Tuning fork tests- Rinne’s and Weber’s:
Both Rinne’s and Weber’s test use a tuning fork to help differentiate conductive from sensorineural hearing loss. A Rinne test compares air- and bone-conduction hearing.
Rinne’s test: Rinne’s is a hearing test that uses tuning fork. Following steps are followed to evaluate the patient’s hearing: Hit the prongs of the tuning fork against a hard surface to make it vibrate. Place the vibrating prongs at the patient’s external auditory meatus; ask if they can hear it. Place the still-vibrating base on the mastoid process and ask whether it is louder in front of or behind the ear.
Abnormal findings: if the sound is louder at the ear canal, the test is positive and air conduction is better than bone conduction. If the sound is louder on the mastoid process, the test is negative; bone conduction is better than air conduction. Rinne’s test is negative in conductive deafness. An exception is when one ear has no hearing at all. The test may be negative because sound is conducted through the skull bones to “good” ear, which indicates that it’s a false negative Rinne’s test.
The Weber’s test is more sensitive than Rinne’s test in unilateral conductive deafness.

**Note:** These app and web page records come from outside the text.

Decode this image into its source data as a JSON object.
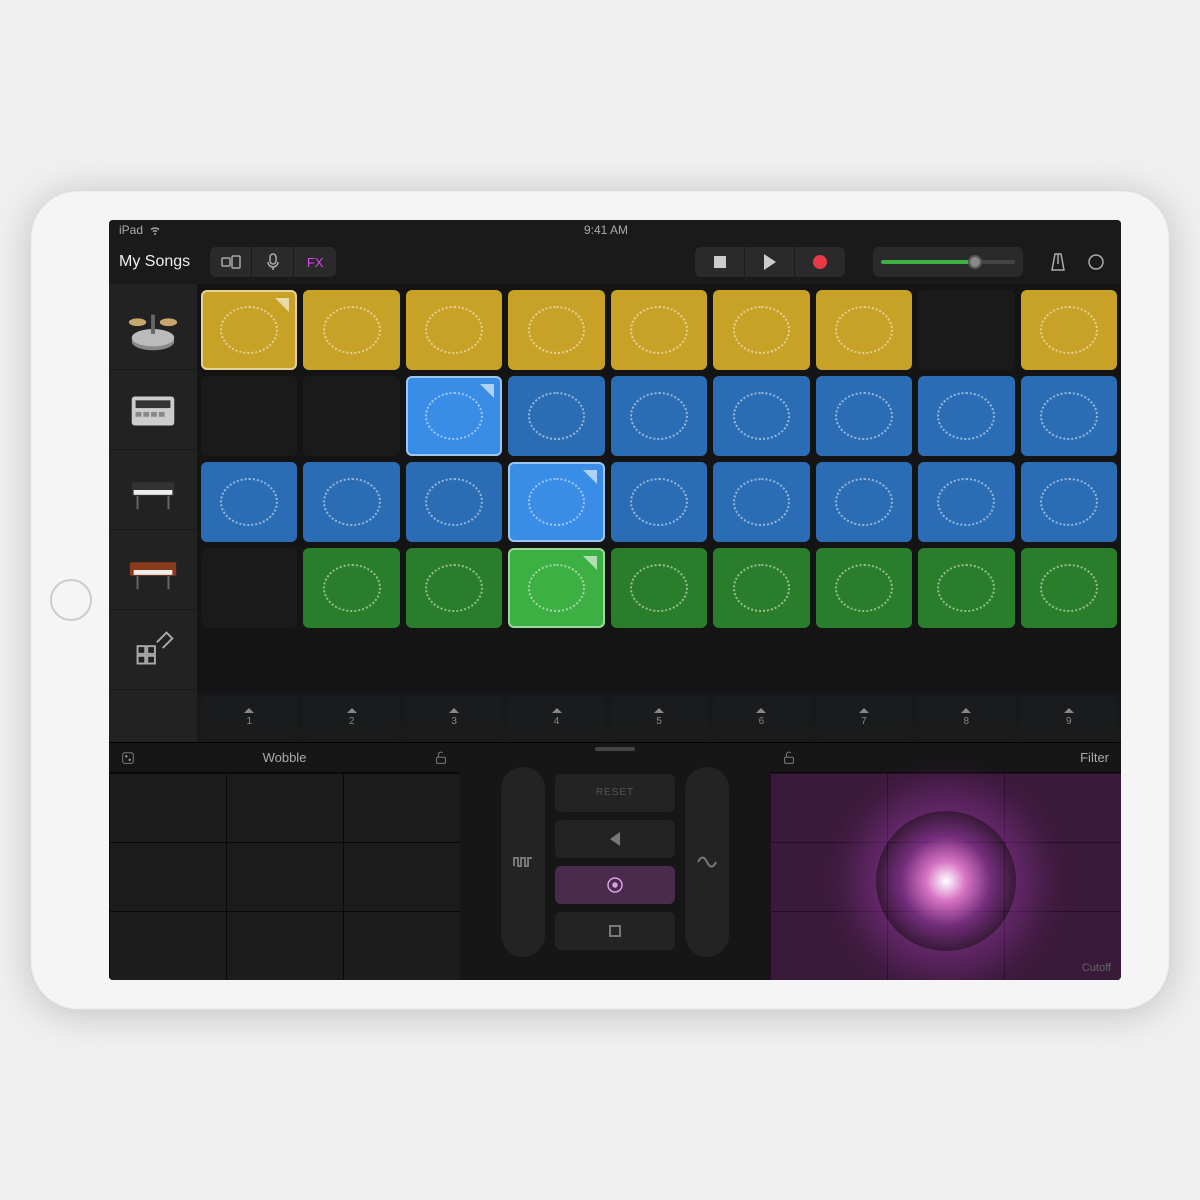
{
  "status": {
    "device": "iPad",
    "time": "9:41 AM"
  },
  "toolbar": {
    "back_label": "My Songs",
    "fx_label": "FX"
  },
  "tracks": [
    {
      "name": "drums"
    },
    {
      "name": "sampler"
    },
    {
      "name": "keyboard"
    },
    {
      "name": "synth"
    },
    {
      "name": "fx-grid"
    }
  ],
  "grid": {
    "rows": [
      {
        "color": "yellow",
        "cells": [
          "active",
          "filled",
          "filled",
          "filled",
          "filled",
          "filled",
          "filled",
          "empty",
          "filled"
        ]
      },
      {
        "color": "blue",
        "cells": [
          "empty",
          "empty",
          "active-bright",
          "filled",
          "filled",
          "filled",
          "filled",
          "filled",
          "filled"
        ]
      },
      {
        "color": "blue",
        "cells": [
          "filled",
          "filled",
          "filled",
          "active-bright",
          "filled",
          "filled",
          "filled",
          "filled",
          "filled"
        ]
      },
      {
        "color": "green",
        "cells": [
          "empty",
          "filled",
          "filled",
          "active-bright",
          "filled",
          "filled",
          "filled",
          "filled",
          "filled"
        ]
      }
    ]
  },
  "triggers": [
    "1",
    "2",
    "3",
    "4",
    "5",
    "6",
    "7",
    "8",
    "9"
  ],
  "fx": {
    "left_label": "Wobble",
    "right_label": "Filter",
    "right_axis": "Cutoff",
    "reset_label": "RESET"
  }
}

Weber’s test: Following are the steps followed in a Weber’s test to evaluate hearing: Hit the prongs of the fork against a hard surface to make it vibrate. Place the base of the vibrating tuning fork on top of the patient’s head or in the middle of the forehead. Ask the patient where they hear the sound; normally this is in the middle or equally in both ears. Note to which side Weber’s test lateralizes.
Abnormal findings: In symmetrical hearing loss, the sound is also heard in the middle. It is heard loudest in the ear with conductive deafness, since there is no interference from extraneous noise. In unilateral sensorineural deafness the sound is loudest in the unaffected ear.
Question 1 of 3
On which side does the patient report hearing loss?CorrectIncorrect
Question 2 of 3
Is Rinne’s test positive or negative?CorrectIncorrect
Question 3 of 3
What hearing deficits are consistent with these findings?CorrectIncorrect